# TASK
All records below are to be set down exactly, each character intact.

------ DATA EXCERPTS

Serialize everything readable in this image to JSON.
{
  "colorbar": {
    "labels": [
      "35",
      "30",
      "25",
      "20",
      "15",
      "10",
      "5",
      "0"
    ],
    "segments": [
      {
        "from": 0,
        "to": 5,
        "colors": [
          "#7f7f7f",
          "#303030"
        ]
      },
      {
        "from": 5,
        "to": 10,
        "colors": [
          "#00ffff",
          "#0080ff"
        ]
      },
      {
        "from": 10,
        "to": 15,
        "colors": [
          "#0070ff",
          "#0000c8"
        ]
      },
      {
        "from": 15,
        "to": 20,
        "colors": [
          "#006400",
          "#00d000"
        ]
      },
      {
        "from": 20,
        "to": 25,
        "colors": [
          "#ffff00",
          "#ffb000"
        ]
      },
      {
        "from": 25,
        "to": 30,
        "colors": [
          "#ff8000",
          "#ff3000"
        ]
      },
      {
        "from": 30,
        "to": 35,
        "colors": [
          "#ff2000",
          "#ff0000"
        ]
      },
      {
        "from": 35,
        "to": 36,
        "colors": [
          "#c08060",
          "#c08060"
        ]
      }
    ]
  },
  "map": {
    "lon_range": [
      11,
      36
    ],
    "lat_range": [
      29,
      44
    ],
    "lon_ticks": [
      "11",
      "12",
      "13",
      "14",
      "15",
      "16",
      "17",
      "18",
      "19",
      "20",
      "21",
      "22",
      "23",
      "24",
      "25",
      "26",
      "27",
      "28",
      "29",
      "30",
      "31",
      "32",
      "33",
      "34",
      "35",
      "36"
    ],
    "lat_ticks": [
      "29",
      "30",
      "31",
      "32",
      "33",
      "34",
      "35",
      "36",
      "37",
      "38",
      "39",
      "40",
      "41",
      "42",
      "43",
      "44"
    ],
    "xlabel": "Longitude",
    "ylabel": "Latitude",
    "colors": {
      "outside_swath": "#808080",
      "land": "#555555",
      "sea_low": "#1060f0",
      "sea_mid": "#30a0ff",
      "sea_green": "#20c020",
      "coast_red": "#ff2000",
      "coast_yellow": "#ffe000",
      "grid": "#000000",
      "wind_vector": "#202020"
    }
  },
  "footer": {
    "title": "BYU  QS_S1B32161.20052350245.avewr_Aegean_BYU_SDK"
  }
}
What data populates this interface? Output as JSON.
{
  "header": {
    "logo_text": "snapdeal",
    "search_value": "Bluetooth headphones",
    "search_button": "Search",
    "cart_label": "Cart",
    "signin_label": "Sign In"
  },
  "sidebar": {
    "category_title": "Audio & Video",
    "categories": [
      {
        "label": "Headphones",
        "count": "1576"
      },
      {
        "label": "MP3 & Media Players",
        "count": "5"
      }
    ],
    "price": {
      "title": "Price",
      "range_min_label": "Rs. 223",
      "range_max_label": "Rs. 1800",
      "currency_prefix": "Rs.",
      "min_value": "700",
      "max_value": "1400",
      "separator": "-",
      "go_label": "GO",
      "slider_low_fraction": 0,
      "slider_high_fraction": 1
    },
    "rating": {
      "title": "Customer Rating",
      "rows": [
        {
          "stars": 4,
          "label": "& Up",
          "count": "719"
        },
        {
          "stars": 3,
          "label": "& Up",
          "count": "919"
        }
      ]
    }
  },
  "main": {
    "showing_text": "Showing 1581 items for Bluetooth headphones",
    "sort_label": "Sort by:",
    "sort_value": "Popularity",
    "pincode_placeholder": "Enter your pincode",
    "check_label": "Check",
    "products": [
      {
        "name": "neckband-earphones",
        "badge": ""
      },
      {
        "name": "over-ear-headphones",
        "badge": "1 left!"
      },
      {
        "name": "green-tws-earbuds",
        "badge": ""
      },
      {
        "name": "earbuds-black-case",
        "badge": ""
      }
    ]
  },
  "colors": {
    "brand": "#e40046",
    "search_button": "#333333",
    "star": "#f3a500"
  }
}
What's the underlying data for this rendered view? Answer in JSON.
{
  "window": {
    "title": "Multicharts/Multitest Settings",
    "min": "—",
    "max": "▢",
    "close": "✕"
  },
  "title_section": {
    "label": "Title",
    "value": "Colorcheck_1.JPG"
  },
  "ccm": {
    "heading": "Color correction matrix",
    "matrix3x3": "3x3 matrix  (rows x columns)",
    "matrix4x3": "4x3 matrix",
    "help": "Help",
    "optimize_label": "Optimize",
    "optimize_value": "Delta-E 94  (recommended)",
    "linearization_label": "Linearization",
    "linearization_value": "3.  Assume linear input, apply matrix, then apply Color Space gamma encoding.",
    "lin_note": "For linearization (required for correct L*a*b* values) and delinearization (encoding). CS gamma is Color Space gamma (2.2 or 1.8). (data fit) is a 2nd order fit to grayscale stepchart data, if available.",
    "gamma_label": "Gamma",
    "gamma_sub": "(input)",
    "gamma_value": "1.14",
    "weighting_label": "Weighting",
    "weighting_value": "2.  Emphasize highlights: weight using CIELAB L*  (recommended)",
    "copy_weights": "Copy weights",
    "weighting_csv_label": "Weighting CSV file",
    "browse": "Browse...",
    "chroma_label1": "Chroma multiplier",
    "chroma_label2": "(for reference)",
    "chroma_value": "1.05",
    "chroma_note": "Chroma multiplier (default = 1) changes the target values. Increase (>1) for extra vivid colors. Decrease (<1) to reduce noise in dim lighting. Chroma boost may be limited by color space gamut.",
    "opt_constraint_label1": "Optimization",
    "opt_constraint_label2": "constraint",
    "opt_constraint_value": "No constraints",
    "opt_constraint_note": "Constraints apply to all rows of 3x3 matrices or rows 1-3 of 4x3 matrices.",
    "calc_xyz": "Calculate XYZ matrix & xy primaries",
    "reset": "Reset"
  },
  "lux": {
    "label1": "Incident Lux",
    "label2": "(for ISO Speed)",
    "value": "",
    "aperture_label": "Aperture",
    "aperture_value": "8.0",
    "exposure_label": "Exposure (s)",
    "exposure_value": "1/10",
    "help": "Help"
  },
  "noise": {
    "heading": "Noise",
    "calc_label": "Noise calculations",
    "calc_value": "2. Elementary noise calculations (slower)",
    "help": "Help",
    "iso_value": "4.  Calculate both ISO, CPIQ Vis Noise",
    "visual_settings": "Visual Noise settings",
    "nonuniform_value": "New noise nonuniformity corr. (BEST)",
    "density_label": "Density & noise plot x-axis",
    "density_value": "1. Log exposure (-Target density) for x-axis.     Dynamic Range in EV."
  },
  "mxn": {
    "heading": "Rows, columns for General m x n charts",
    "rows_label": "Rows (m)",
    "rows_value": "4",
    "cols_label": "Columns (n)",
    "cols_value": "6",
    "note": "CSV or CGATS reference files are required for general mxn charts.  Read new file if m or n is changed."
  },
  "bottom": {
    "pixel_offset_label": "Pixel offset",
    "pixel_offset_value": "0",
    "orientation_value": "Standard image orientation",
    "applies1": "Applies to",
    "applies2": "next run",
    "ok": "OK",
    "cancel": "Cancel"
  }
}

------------

# SOLUTION TO THE PROBLEM
Serialize everything readable in this image to JSON.
{
  "colorbar": {
    "labels": [
      "35",
      "30",
      "25",
      "20",
      "15",
      "10",
      "5",
      "0"
    ],
    "segments": [
      {
        "from": 0,
        "to": 5,
        "colors": [
          "#7f7f7f",
          "#303030"
        ]
      },
      {
        "from": 5,
        "to": 10,
        "colors": [
          "#00ffff",
          "#0080ff"
        ]
      },
      {
        "from": 10,
        "to": 15,
        "colors": [
          "#0070ff",
          "#0000c8"
        ]
      },
      {
        "from": 15,
        "to": 20,
        "colors": [
          "#006400",
          "#00d000"
        ]
      },
      {
        "from": 20,
        "to": 25,
        "colors": [
          "#ffff00",
          "#ffb000"
        ]
      },
      {
        "from": 25,
        "to": 30,
        "colors": [
          "#ff8000",
          "#ff3000"
        ]
      },
      {
        "from": 30,
        "to": 35,
        "colors": [
          "#ff2000",
          "#ff0000"
        ]
      },
      {
        "from": 35,
        "to": 36,
        "colors": [
          "#c08060",
          "#c08060"
        ]
      }
    ]
  },
  "map": {
    "lon_range": [
      11,
      36
    ],
    "lat_range": [
      29,
      44
    ],
    "lon_ticks": [
      "11",
      "12",
      "13",
      "14",
      "15",
      "16",
      "17",
      "18",
      "19",
      "20",
      "21",
      "22",
      "23",
      "24",
      "25",
      "26",
      "27",
      "28",
      "29",
      "30",
      "31",
      "32",
      "33",
      "34",
      "35",
      "36"
    ],
    "lat_ticks": [
      "29",
      "30",
      "31",
      "32",
      "33",
      "34",
      "35",
      "36",
      "37",
      "38",
      "39",
      "40",
      "41",
      "42",
      "43",
      "44"
    ],
    "xlabel": "Longitude",
    "ylabel": "Latitude",
    "colors": {
      "outside_swath": "#808080",
      "land": "#555555",
      "sea_low": "#1060f0",
      "sea_mid": "#30a0ff",
      "sea_green": "#20c020",
      "coast_red": "#ff2000",
      "coast_yellow": "#ffe000",
      "grid": "#000000",
      "wind_vector": "#202020"
    }
  },
  "footer": {
    "title": "BYU  QS_S1B32161.20052350245.avewr_Aegean_BYU_SDK"
  }
}
What data populates this interface? Output as JSON.
{
  "header": {
    "logo_text": "snapdeal",
    "search_value": "Bluetooth headphones",
    "search_button": "Search",
    "cart_label": "Cart",
    "signin_label": "Sign In"
  },
  "sidebar": {
    "category_title": "Audio & Video",
    "categories": [
      {
        "label": "Headphones",
        "count": "1576"
      },
      {
        "label": "MP3 & Media Players",
        "count": "5"
      }
    ],
    "price": {
      "title": "Price",
      "range_min_label": "Rs. 223",
      "range_max_label": "Rs. 1800",
      "currency_prefix": "Rs.",
      "min_value": "700",
      "max_value": "1400",
      "separator": "-",
      "go_label": "GO",
      "slider_low_fraction": 0,
      "slider_high_fraction": 1
    },
    "rating": {
      "title": "Customer Rating",
      "rows": [
        {
          "stars": 4,
          "label": "& Up",
          "count": "719"
        },
        {
          "stars": 3,
          "label": "& Up",
          "count": "919"
        }
      ]
    }
  },
  "main": {
    "showing_text": "Showing 1581 items for Bluetooth headphones",
    "sort_label": "Sort by:",
    "sort_value": "Popularity",
    "pincode_placeholder": "Enter your pincode",
    "check_label": "Check",
    "products": [
      {
        "name": "neckband-earphones",
        "badge": ""
      },
      {
        "name": "over-ear-headphones",
        "badge": "1 left!"
      },
      {
        "name": "green-tws-earbuds",
        "badge": ""
      },
      {
        "name": "earbuds-black-case",
        "badge": ""
      }
    ]
  },
  "colors": {
    "brand": "#e40046",
    "search_button": "#333333",
    "star": "#f3a500"
  }
}
What's the underlying data for this rendered view? Answer in JSON.
{
  "window": {
    "title": "Multicharts/Multitest Settings",
    "min": "—",
    "max": "▢",
    "close": "✕"
  },
  "title_section": {
    "label": "Title",
    "value": "Colorcheck_1.JPG"
  },
  "ccm": {
    "heading": "Color correction matrix",
    "matrix3x3": "3x3 matrix  (rows x columns)",
    "matrix4x3": "4x3 matrix",
    "help": "Help",
    "optimize_label": "Optimize",
    "optimize_value": "Delta-E 94  (recommended)",
    "linearization_label": "Linearization",
    "linearization_value": "3.  Assume linear input, apply matrix, then apply Color Space gamma encoding.",
    "lin_note": "For linearization (required for correct L*a*b* values) and delinearization (encoding). CS gamma is Color Space gamma (2.2 or 1.8). (data fit) is a 2nd order fit to grayscale stepchart data, if available.",
    "gamma_label": "Gamma",
    "gamma_sub": "(input)",
    "gamma_value": "1.14",
    "weighting_label": "Weighting",
    "weighting_value": "2.  Emphasize highlights: weight using CIELAB L*  (recommended)",
    "copy_weights": "Copy weights",
    "weighting_csv_label": "Weighting CSV file",
    "browse": "Browse...",
    "chroma_label1": "Chroma multiplier",
    "chroma_label2": "(for reference)",
    "chroma_value": "1.05",
    "chroma_note": "Chroma multiplier (default = 1) changes the target values. Increase (>1) for extra vivid colors. Decrease (<1) to reduce noise in dim lighting. Chroma boost may be limited by color space gamut.",
    "opt_constraint_label1": "Optimization",
    "opt_constraint_label2": "constraint",
    "opt_constraint_value": "No constraints",
    "opt_constraint_note": "Constraints apply to all rows of 3x3 matrices or rows 1-3 of 4x3 matrices.",
    "calc_xyz": "Calculate XYZ matrix & xy primaries",
    "reset": "Reset"
  },
  "lux": {
    "label1": "Incident Lux",
    "label2": "(for ISO Speed)",
    "value": "",
    "aperture_label": "Aperture",
    "aperture_value": "8.0",
    "exposure_label": "Exposure (s)",
    "exposure_value": "1/10",
    "help": "Help"
  },
  "noise": {
    "heading": "Noise",
    "calc_label": "Noise calculations",
    "calc_value": "2. Elementary noise calculations (slower)",
    "help": "Help",
    "iso_value": "4.  Calculate both ISO, CPIQ Vis Noise",
    "visual_settings": "Visual Noise settings",
    "nonuniform_value": "New noise nonuniformity corr. (BEST)",
    "density_label": "Density & noise plot x-axis",
    "density_value": "1. Log exposure (-Target density) for x-axis.     Dynamic Range in EV."
  },
  "mxn": {
    "heading": "Rows, columns for General m x n charts",
    "rows_label": "Rows (m)",
    "rows_value": "4",
    "cols_label": "Columns (n)",
    "cols_value": "6",
    "note": "CSV or CGATS reference files are required for general mxn charts.  Read new file if m or n is changed."
  },
  "bottom": {
    "pixel_offset_label": "Pixel offset",
    "pixel_offset_value": "0",
    "orientation_value": "Standard image orientation",
    "applies1": "Applies to",
    "applies2": "next run",
    "ok": "OK",
    "cancel": "Cancel"
  }
}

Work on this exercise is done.